MotoGP Celebrates 30 Years of Onboard Race Camera Technology

SEE THE VIDEO: Randy Mamola raced with MotoGP's first onboard camera at the 1985 Dutch GP.

The 2015 TT Assen race marks the 30th anniversary of onboard technology in the MotoGP World Championship.

In 1985, the Dutch GP saw race-winner Randy Mamola ride the first GP bike equipped with an onboard camera, providing some never-before-seen live footage. After this first experiment, Dorna Sports SL keenly invested in onboard technology in order to enhance the sport's television coverage when the company acquired the rights to the series in 1992. The technology was outsourced at first, but Dorna went on to set up its own R&D team to develop custom-made cameras for the premier motorcycling championship.

Dorna Sports SL always worked closely with the manufacturers involved in the sport in order to make the onboard systems an integral part of the bikes, first with a specific agreement with the Motorcycle Sports Manufacturers’ Association (MSMA) in 1998 stating that the bikes should feature such cameras, and then in subsequent years by adapting the package to the needs of the manufacturers as technology evolved.

The miniaturization of the onboard camera system was the first major undertaking of Dorna when it started its own R&D operation in 2002, due to increasingly compact bikes & the demands of a sport where trying to cut weight from every component is common practice.

Having reduced the weight and volume of the cameras by half from 2002 to 2006, Dorna was able to deploy more cameras per bike. The partnership with Vislink/Gigawave from 2003 was instrumental in this, allowing four cameras instead of two.

Various technical refinements were introduced seamlessly over the years, with breakthroughs such as the switch from analog to digital transmission in 2007, overcoming the limitations of beaming the video signal from the bikes to the TV production units through an helicopter relay. This ensured complete coverage including in poor weather, under a tunnel or from the boxes.
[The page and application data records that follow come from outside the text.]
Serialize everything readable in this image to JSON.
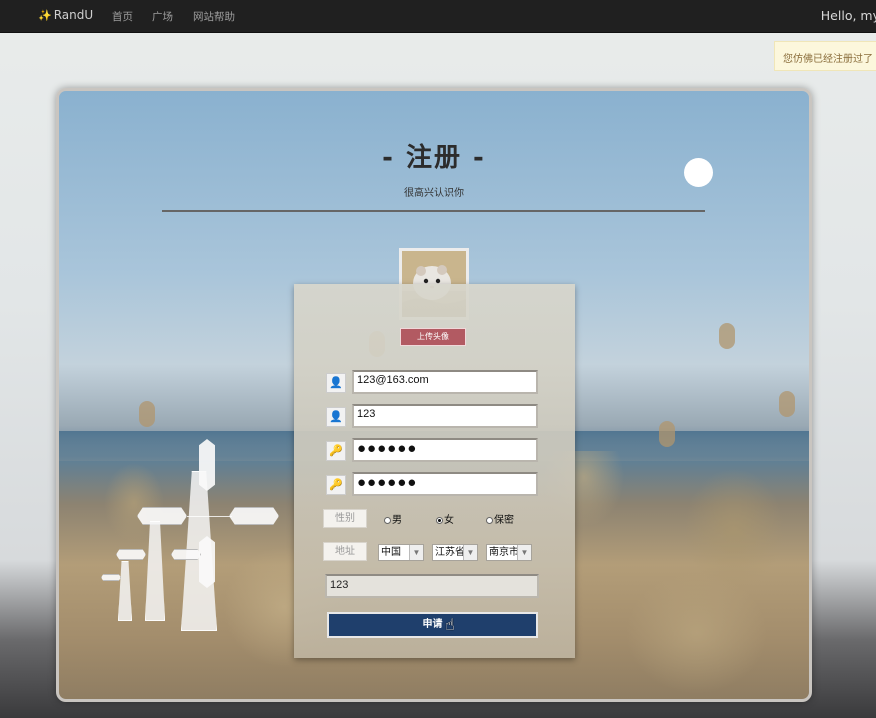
{
  "navbar": {
    "brand": "RandU",
    "brand_icon": "sparkle-icon",
    "links": [
      "首页",
      "广场",
      "网站帮助"
    ],
    "greeting": "Hello, my"
  },
  "toast": {
    "message": "您仿佛已经注册过了"
  },
  "page": {
    "title": "- 注册 -",
    "subtitle": "很高兴认识你"
  },
  "form": {
    "upload_label": "上传头像",
    "email_value": "123@163.com",
    "username_value": "123",
    "password_value": "●●●●●●",
    "password_confirm_value": "●●●●●●",
    "gender_label": "性别",
    "gender_options": [
      "男",
      "女",
      "保密"
    ],
    "gender_selected": "女",
    "address_label": "地址",
    "country": "中国",
    "province": "江苏省",
    "city": "南京市",
    "address_detail": "123",
    "submit_label": "申请"
  },
  "colors": {
    "navbar_bg": "#202020",
    "submit_bg": "#1f3f6c",
    "upload_bg": "#b25a62",
    "toast_bg": "#fcf7dc"
  }
}
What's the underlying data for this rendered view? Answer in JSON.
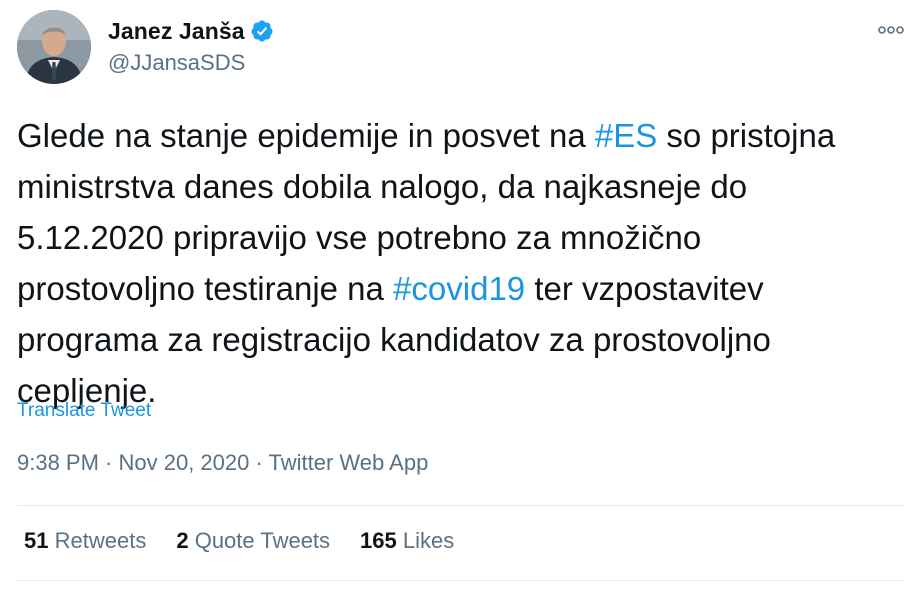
{
  "author": {
    "display_name": "Janez Janša",
    "handle": "@JJansaSDS",
    "verified": true
  },
  "tweet": {
    "segments": [
      {
        "text": "Glede na stanje epidemije in posvet na ",
        "type": "text"
      },
      {
        "text": "#ES",
        "type": "hashtag"
      },
      {
        "text": " so pristojna\nministrstva danes dobila nalogo, da najkasneje do\n5.12.2020 pripravijo vse potrebno za množično\nprostovoljno testiranje na ",
        "type": "text"
      },
      {
        "text": "#covid19",
        "type": "hashtag"
      },
      {
        "text": " ter vzpostavitev\nprograma za registracijo kandidatov za prostovoljno\ncepljenje.",
        "type": "text"
      }
    ],
    "translate_label": "Translate Tweet",
    "time": "9:38 PM",
    "date": "Nov 20, 2020",
    "source": "Twitter Web App",
    "separator": " · "
  },
  "stats": {
    "retweets": {
      "count": "51",
      "label": "Retweets"
    },
    "quotes": {
      "count": "2",
      "label": "Quote Tweets"
    },
    "likes": {
      "count": "165",
      "label": "Likes"
    }
  },
  "colors": {
    "accent": "#1b95e0",
    "verified": "#1da1f2",
    "muted": "#5b7083",
    "text": "#0f1419"
  },
  "icons": {
    "more": "more-options-icon",
    "verified": "verified-badge-icon"
  }
}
The introduction of the data module in 2008 to transmit bike telemetry and actuate servos to operate the cameras paved the way for the introduction of the gyroscopic camera in 2010, providing unequalled immersion in the sport to further highlight the impressive lean angle reached by the best riders.

In recent years, the major shift in onboard technology was the jump from SD to HD resolution, Dorna being the first to bring 1080i video live from a bike in 2011. This provided crystal clear images by taking advantage of the first HD onboard lenses developed by Fujifilm and gave an unparalleled level of detail to the MotoGP broadcast, bringing the audiences even closer to the riders' experience.

After this major evolution, Dorna Sports replicated the approach it took in the early days of its onboard camera R&D project, focusing again on the miniaturization of its new HD system before tackling new challenges to improve the TV broadcast. One of the latest innovations is the impressive 360-degree gyroscopic camera that provides breathtaking chase action and dramatic panning from a given rider to another subject, all with a system 17 times lighter than the very first onboard camera system used on Randy Mamola's bike 30 years ago!

That single camera system used back in 1985 has spawned a wide array of cameras, which culminates this weekend with the deployment of no less than one hundred onboard cameras over all three World Championship classes.